** Opening MATERIAL FOR THIS EXERCISE block **

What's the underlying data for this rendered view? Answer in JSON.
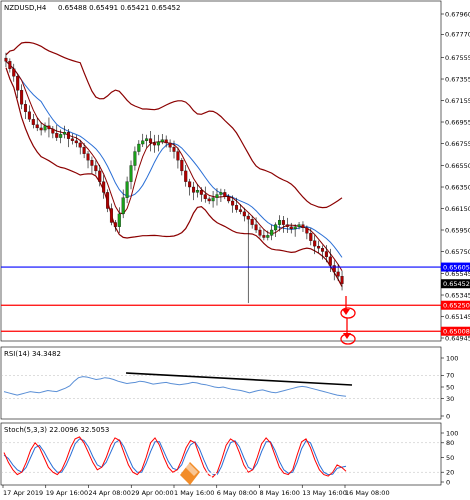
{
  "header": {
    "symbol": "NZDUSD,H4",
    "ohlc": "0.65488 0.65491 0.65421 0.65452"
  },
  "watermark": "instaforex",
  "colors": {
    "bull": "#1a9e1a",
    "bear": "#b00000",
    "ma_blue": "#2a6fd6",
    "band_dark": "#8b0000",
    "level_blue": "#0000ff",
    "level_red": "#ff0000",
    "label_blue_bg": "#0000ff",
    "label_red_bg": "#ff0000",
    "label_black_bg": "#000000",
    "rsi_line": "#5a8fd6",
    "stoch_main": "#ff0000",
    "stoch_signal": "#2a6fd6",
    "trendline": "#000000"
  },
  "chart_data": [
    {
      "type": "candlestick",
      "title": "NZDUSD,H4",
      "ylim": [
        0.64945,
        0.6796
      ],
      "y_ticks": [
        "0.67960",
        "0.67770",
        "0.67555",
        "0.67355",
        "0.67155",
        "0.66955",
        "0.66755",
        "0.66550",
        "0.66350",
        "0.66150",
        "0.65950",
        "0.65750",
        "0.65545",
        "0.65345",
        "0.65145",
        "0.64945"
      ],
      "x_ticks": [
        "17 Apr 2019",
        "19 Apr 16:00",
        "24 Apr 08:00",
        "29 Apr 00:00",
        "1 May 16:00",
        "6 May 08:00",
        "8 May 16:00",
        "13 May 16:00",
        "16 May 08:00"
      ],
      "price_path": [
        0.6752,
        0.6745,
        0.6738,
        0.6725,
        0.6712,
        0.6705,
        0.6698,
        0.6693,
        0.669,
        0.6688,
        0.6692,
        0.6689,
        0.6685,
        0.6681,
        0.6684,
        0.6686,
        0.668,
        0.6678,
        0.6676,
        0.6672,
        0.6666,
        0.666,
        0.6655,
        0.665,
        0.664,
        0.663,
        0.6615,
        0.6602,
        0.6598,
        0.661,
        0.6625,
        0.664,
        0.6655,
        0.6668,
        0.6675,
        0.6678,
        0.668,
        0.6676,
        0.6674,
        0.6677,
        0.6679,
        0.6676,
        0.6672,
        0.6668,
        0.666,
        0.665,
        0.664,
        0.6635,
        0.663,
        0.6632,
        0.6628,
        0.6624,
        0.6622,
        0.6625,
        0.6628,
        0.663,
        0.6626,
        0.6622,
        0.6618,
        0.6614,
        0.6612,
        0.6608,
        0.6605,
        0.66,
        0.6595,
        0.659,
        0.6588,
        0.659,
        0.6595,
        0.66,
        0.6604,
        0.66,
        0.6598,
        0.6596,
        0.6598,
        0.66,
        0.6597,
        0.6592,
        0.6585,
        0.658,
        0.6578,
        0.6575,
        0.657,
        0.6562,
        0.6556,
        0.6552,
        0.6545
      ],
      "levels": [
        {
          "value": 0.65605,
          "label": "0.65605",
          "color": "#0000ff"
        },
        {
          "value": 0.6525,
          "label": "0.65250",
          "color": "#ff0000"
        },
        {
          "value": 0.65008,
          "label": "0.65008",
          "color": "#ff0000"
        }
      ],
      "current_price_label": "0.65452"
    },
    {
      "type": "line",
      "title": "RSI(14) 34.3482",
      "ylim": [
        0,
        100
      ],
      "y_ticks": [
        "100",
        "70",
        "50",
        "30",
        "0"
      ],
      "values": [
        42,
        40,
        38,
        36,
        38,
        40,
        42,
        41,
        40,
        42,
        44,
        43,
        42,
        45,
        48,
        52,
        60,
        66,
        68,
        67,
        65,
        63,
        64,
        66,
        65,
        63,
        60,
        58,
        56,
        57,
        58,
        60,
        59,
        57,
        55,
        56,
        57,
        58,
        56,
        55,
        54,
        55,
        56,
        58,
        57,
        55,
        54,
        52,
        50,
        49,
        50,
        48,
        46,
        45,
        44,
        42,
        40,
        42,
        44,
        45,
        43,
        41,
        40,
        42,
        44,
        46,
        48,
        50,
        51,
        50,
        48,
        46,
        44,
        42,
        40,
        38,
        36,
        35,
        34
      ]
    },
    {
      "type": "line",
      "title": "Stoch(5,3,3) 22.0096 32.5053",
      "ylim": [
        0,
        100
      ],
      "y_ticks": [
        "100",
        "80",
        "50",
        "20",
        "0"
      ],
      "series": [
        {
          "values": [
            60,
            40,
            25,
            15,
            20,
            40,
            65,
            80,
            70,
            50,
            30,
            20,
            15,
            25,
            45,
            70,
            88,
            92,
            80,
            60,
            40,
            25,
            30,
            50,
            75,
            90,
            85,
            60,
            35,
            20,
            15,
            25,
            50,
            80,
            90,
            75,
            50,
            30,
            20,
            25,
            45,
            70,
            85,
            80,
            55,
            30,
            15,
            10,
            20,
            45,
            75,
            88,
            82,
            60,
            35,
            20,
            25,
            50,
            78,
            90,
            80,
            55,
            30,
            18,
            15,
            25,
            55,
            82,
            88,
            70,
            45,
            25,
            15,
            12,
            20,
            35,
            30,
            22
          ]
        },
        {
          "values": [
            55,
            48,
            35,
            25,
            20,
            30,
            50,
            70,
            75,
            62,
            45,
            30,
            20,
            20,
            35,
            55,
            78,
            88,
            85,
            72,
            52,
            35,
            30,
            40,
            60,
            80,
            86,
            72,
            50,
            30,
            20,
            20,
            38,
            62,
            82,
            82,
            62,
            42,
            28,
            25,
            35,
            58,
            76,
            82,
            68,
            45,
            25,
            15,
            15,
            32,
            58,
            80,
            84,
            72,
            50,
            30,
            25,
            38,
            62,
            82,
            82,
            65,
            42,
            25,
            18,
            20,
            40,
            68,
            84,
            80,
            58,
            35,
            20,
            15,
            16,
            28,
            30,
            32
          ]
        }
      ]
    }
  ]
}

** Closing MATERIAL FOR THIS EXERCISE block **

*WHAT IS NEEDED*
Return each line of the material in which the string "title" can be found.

*EXERCISE OUTPUT*
      "title": "NZDUSD,H4",
      "title": "RSI(14) 34.3482",
      "title": "Stoch(5,3,3) 22.0096 32.5053",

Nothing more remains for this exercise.